### What is being asked
Return each line of the listing that follows in which the string "value" can be found.

### Data to use
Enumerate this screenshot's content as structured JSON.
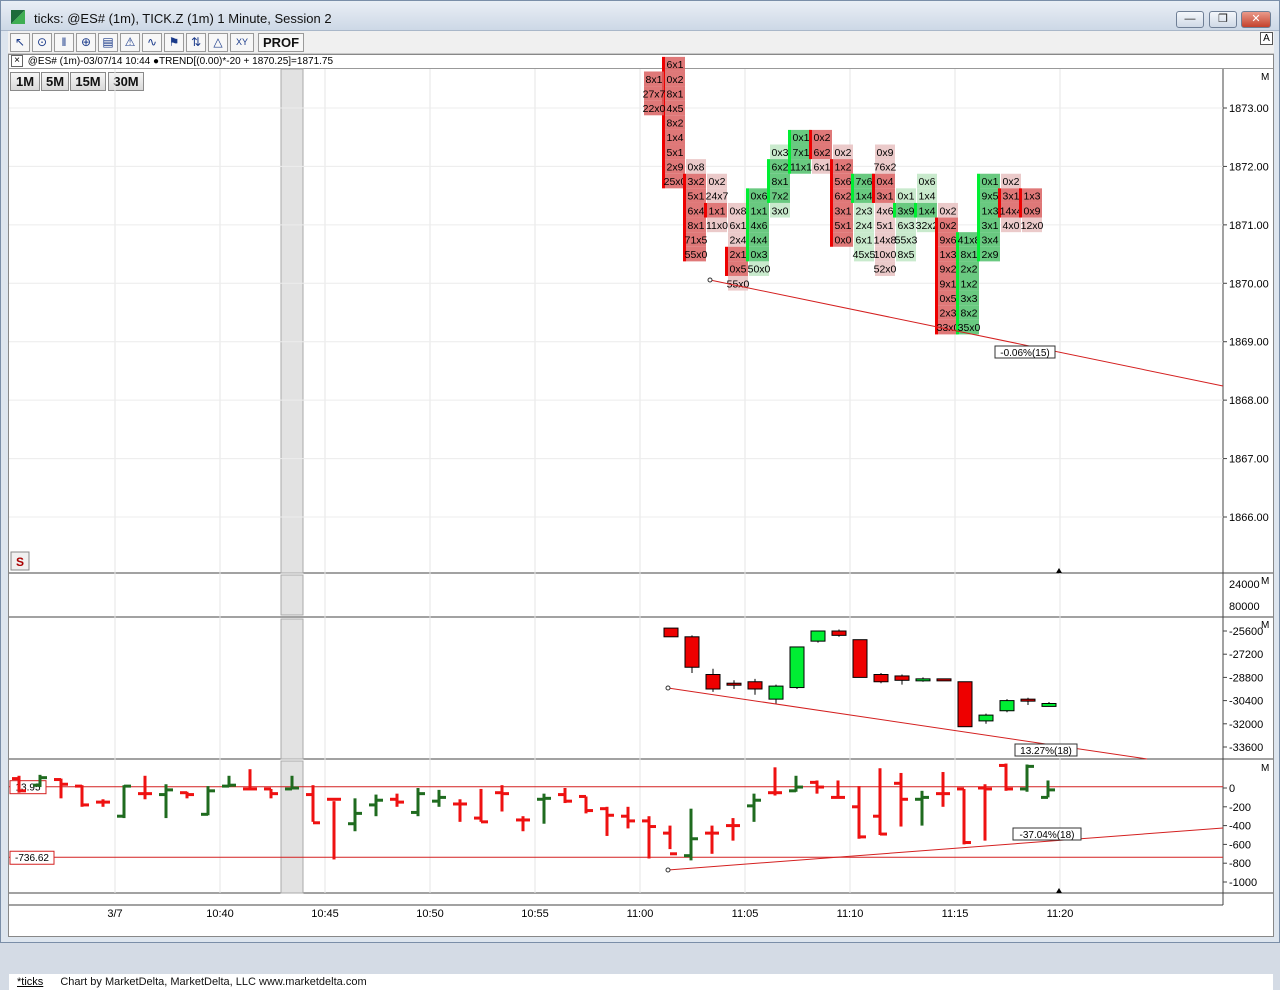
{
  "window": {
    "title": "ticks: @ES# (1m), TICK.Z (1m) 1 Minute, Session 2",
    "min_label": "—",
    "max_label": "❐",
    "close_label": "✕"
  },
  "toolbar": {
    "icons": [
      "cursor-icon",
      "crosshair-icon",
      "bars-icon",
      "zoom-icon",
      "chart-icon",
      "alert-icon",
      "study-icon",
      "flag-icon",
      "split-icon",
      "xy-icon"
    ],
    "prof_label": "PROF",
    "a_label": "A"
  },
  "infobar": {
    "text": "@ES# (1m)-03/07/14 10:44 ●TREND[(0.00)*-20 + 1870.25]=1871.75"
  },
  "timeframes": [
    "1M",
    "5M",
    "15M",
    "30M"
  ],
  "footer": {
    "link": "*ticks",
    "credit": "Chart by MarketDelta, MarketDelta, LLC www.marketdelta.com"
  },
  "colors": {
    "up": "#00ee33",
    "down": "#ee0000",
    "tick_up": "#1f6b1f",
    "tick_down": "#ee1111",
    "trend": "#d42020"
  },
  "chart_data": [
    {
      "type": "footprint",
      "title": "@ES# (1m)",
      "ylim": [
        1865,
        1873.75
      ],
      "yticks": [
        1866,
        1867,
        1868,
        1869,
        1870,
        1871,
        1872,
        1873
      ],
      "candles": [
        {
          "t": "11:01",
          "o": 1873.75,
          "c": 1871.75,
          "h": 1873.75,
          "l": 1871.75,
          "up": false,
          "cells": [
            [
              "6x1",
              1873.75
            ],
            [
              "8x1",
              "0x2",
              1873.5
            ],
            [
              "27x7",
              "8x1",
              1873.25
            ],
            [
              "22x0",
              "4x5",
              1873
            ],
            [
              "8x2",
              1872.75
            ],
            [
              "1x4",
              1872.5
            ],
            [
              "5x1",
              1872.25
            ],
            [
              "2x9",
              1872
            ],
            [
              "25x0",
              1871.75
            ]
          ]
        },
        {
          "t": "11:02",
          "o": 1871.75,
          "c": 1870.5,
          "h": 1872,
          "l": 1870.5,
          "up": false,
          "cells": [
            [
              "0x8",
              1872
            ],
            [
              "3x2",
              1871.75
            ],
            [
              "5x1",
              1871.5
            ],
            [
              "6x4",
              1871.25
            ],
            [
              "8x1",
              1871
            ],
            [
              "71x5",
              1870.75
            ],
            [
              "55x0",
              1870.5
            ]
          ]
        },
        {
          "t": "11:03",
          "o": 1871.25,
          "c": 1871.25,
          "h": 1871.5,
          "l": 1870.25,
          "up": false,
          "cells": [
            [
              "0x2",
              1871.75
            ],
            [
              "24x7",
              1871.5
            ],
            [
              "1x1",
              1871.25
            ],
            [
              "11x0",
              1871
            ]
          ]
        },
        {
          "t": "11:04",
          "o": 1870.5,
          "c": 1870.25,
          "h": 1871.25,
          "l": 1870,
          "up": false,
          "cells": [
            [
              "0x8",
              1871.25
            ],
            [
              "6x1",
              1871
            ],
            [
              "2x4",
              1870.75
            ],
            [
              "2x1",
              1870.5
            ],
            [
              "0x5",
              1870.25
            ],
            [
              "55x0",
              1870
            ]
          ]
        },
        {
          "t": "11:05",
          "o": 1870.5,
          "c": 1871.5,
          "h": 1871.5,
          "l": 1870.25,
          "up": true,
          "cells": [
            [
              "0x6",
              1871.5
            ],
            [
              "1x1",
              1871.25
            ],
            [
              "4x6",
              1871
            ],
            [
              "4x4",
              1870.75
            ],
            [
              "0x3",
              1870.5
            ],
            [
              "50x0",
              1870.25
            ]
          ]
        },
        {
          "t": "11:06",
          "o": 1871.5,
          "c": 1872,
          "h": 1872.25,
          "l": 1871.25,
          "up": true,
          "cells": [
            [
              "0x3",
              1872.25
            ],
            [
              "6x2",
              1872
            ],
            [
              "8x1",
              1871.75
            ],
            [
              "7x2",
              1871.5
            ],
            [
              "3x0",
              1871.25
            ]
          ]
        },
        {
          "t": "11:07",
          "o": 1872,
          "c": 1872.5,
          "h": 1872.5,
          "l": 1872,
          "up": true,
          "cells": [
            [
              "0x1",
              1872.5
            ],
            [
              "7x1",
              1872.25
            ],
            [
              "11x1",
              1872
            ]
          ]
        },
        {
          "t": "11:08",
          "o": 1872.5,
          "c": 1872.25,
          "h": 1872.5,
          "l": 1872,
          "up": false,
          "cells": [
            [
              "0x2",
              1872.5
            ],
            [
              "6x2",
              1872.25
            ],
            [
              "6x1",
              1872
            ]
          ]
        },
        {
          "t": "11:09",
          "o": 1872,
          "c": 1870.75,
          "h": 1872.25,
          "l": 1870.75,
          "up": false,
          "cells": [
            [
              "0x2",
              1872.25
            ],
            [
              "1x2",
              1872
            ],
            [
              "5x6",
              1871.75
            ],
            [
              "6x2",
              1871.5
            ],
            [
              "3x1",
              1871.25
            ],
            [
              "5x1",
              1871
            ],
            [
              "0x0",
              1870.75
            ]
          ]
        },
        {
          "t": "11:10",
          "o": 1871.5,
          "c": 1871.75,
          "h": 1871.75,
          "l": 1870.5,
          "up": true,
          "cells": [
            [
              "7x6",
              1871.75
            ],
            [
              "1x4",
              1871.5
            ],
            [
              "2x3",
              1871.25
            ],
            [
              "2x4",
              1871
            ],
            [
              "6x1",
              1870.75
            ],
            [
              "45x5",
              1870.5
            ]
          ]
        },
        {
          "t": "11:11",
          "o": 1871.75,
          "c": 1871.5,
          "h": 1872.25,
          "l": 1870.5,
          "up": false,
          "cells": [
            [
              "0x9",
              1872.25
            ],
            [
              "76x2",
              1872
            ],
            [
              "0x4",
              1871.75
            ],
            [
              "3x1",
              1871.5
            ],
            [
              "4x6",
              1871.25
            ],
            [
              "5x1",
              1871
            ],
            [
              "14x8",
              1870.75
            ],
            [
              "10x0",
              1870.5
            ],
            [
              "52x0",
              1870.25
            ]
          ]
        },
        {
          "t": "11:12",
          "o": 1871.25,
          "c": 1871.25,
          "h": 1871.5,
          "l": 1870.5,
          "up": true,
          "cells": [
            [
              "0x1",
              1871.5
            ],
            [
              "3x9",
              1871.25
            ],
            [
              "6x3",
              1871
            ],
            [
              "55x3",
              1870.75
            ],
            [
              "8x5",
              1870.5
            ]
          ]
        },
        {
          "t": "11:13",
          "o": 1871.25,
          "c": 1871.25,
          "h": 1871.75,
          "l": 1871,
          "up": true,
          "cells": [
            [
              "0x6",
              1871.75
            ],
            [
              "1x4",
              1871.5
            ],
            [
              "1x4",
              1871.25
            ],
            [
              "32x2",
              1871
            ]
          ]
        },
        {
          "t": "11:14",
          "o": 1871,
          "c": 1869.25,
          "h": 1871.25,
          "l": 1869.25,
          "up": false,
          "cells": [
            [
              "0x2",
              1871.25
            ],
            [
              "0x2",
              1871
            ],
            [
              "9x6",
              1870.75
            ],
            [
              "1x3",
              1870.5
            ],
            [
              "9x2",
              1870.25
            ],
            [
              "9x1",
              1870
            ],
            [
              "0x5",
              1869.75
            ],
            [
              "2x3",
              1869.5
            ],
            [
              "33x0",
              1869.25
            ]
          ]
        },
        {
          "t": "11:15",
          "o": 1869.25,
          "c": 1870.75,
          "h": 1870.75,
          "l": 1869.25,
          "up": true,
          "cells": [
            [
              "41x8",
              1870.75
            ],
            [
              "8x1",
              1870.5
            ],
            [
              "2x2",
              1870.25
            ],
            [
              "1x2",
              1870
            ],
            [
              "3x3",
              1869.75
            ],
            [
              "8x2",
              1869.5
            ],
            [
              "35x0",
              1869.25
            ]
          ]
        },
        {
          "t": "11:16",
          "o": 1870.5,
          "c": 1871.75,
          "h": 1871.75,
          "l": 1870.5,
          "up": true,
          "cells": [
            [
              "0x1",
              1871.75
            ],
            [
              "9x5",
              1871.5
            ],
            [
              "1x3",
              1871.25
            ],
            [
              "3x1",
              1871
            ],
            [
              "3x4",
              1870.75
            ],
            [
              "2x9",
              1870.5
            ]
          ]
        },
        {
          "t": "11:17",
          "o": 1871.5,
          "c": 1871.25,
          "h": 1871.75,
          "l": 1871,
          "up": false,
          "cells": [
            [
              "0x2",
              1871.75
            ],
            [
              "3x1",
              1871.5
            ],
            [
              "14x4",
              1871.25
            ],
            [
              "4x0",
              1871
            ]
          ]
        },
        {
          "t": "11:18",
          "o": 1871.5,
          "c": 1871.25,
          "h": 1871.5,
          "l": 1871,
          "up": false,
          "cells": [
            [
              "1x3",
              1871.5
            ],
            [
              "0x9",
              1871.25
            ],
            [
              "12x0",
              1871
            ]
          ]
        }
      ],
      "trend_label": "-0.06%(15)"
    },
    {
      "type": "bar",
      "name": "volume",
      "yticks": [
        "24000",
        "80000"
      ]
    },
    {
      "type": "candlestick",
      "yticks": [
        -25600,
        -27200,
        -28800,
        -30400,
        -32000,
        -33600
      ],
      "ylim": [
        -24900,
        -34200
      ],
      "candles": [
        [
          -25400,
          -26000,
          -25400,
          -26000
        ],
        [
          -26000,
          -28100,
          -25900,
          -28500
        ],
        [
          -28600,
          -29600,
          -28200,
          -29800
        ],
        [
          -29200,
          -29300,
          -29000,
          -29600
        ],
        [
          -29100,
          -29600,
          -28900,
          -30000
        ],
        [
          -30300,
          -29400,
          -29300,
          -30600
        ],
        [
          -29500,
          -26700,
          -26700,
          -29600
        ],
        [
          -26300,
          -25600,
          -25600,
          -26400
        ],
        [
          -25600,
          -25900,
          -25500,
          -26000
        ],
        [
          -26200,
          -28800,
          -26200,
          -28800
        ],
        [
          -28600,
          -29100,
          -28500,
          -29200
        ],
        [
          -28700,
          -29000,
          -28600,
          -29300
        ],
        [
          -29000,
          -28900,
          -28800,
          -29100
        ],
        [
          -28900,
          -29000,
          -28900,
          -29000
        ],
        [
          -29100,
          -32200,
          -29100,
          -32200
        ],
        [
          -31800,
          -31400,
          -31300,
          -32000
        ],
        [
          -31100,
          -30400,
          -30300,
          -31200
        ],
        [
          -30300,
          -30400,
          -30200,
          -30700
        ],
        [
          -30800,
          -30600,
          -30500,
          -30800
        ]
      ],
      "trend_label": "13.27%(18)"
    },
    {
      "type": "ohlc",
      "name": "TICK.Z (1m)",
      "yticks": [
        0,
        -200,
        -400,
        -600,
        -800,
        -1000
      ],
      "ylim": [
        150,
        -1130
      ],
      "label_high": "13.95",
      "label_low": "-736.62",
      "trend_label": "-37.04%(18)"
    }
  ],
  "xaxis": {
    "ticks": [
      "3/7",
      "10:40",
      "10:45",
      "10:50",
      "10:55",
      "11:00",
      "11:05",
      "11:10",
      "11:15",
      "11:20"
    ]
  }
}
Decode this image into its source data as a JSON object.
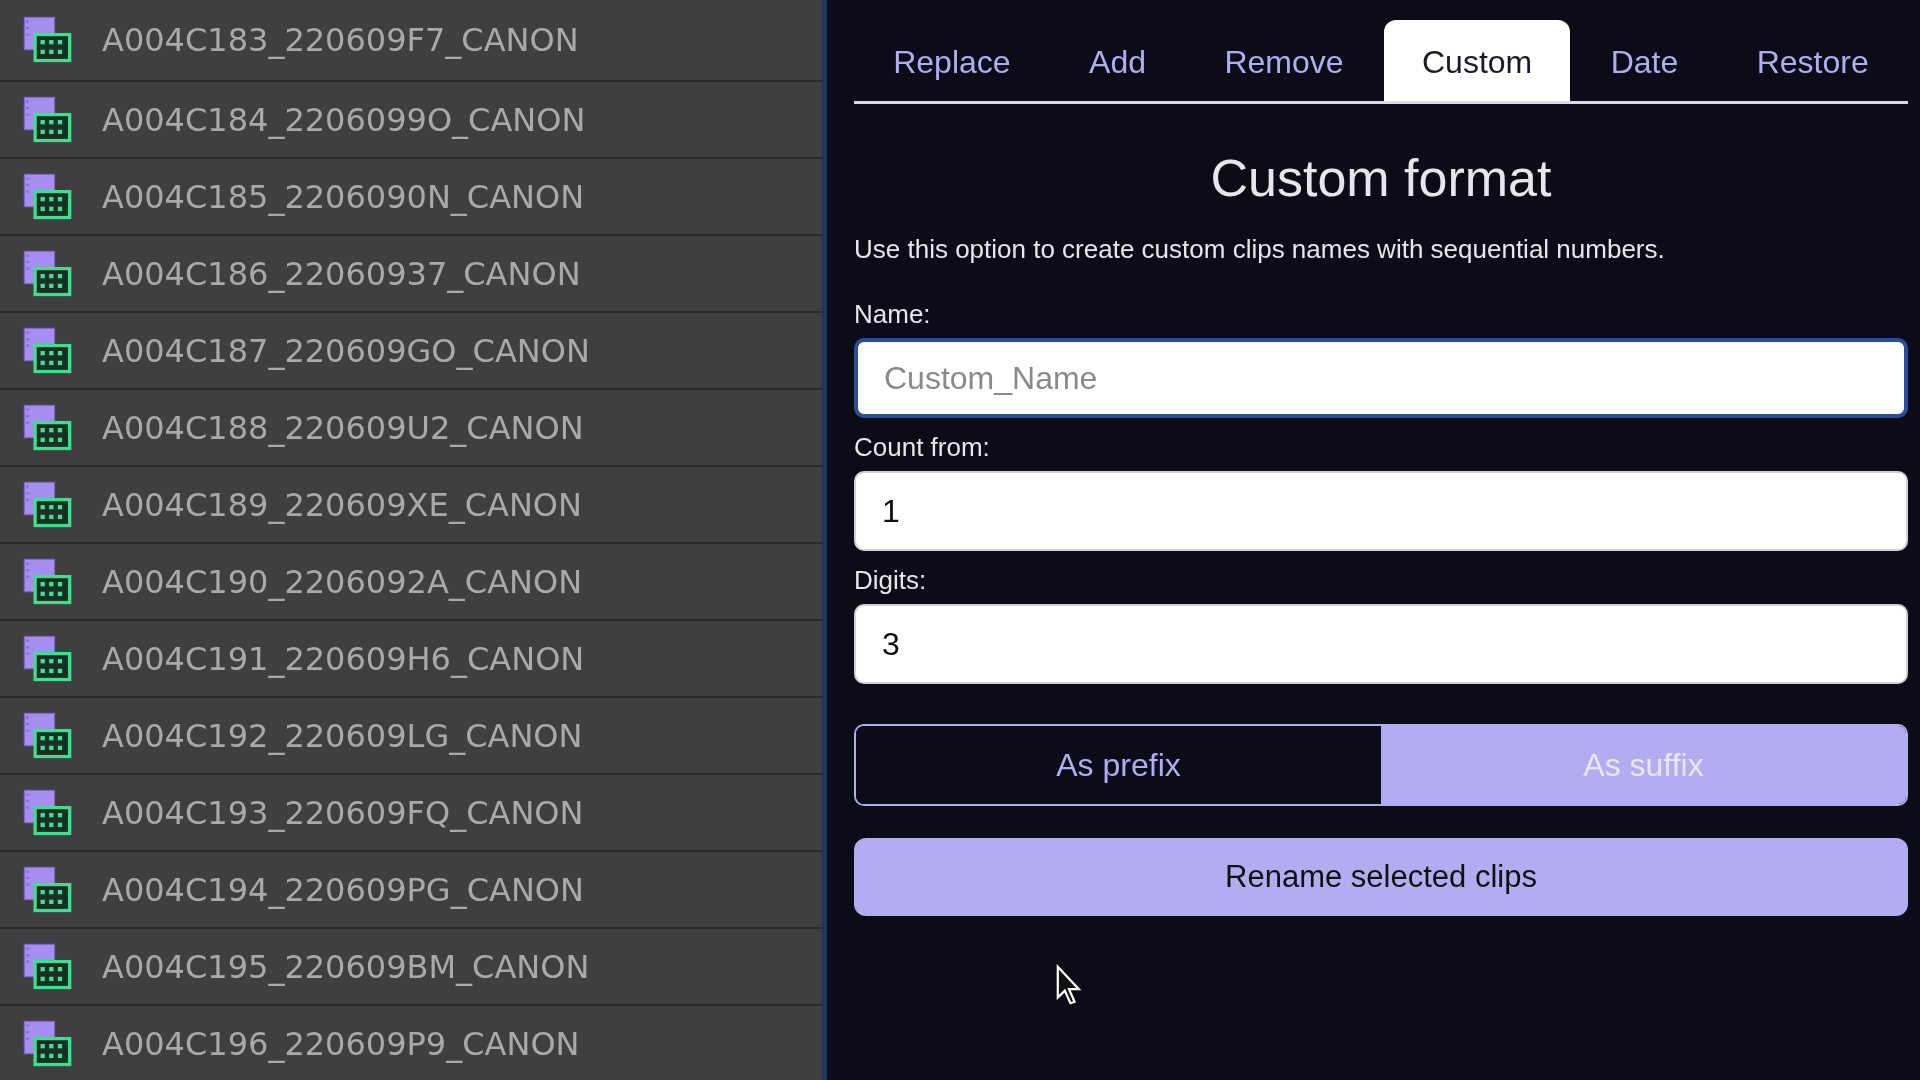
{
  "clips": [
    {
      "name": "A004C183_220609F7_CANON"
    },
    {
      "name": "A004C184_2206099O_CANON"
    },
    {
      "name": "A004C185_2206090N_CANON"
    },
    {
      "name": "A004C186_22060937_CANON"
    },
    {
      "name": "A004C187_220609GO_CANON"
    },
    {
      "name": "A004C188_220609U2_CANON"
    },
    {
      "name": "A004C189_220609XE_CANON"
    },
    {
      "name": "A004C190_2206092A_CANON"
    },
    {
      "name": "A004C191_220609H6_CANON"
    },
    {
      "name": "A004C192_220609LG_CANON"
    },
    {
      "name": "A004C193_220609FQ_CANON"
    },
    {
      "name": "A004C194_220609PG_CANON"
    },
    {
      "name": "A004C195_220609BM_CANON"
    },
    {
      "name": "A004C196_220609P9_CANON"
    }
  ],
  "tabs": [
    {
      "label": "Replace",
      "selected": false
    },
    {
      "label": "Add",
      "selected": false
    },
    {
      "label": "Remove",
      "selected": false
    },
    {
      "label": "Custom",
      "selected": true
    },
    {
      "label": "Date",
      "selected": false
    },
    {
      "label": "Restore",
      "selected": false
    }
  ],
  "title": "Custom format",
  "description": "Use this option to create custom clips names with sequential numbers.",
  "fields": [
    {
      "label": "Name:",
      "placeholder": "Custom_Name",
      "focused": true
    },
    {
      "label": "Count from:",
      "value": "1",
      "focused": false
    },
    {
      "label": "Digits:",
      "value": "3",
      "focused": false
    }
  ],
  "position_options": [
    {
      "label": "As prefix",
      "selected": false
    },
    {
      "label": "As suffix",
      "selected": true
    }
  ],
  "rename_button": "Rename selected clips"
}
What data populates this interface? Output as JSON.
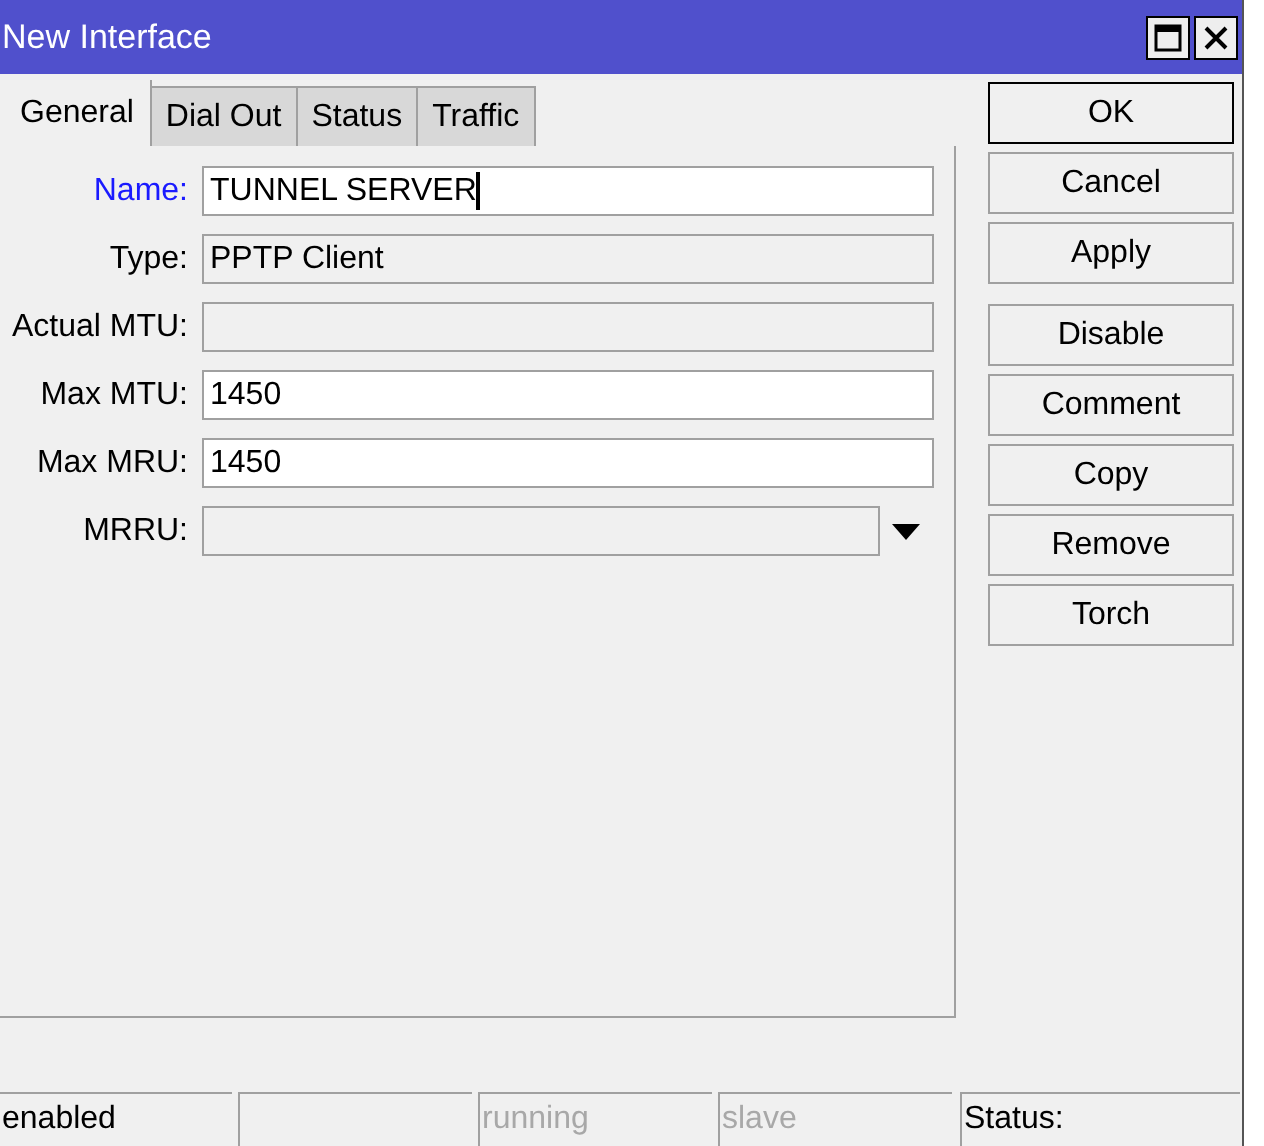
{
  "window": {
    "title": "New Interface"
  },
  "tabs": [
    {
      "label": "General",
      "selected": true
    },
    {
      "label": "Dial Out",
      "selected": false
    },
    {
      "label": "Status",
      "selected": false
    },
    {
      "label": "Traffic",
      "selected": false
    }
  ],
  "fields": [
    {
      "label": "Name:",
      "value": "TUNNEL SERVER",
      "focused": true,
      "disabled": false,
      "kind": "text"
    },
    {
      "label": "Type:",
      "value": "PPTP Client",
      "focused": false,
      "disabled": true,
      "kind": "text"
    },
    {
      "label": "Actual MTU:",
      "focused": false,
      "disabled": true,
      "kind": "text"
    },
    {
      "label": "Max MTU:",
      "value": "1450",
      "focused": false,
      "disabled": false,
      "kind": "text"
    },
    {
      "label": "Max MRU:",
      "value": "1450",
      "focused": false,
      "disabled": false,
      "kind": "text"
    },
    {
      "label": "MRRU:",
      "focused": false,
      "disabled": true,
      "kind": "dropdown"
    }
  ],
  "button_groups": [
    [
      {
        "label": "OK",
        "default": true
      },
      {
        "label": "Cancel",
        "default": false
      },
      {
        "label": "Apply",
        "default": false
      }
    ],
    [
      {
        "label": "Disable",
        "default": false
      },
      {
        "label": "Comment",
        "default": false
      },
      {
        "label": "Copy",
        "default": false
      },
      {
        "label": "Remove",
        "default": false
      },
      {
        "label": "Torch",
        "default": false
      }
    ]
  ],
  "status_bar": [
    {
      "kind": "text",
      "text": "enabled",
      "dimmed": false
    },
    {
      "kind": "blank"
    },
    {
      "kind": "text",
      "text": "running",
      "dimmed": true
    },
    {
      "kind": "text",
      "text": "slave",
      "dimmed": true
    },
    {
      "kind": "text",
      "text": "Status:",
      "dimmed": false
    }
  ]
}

### Solved exercise
      "value": "1",
      "value": "3",
      "value": "TUNNEL SERVER",
      "value": "PPTP Client",
      "value": "1450",
      "value": "1450",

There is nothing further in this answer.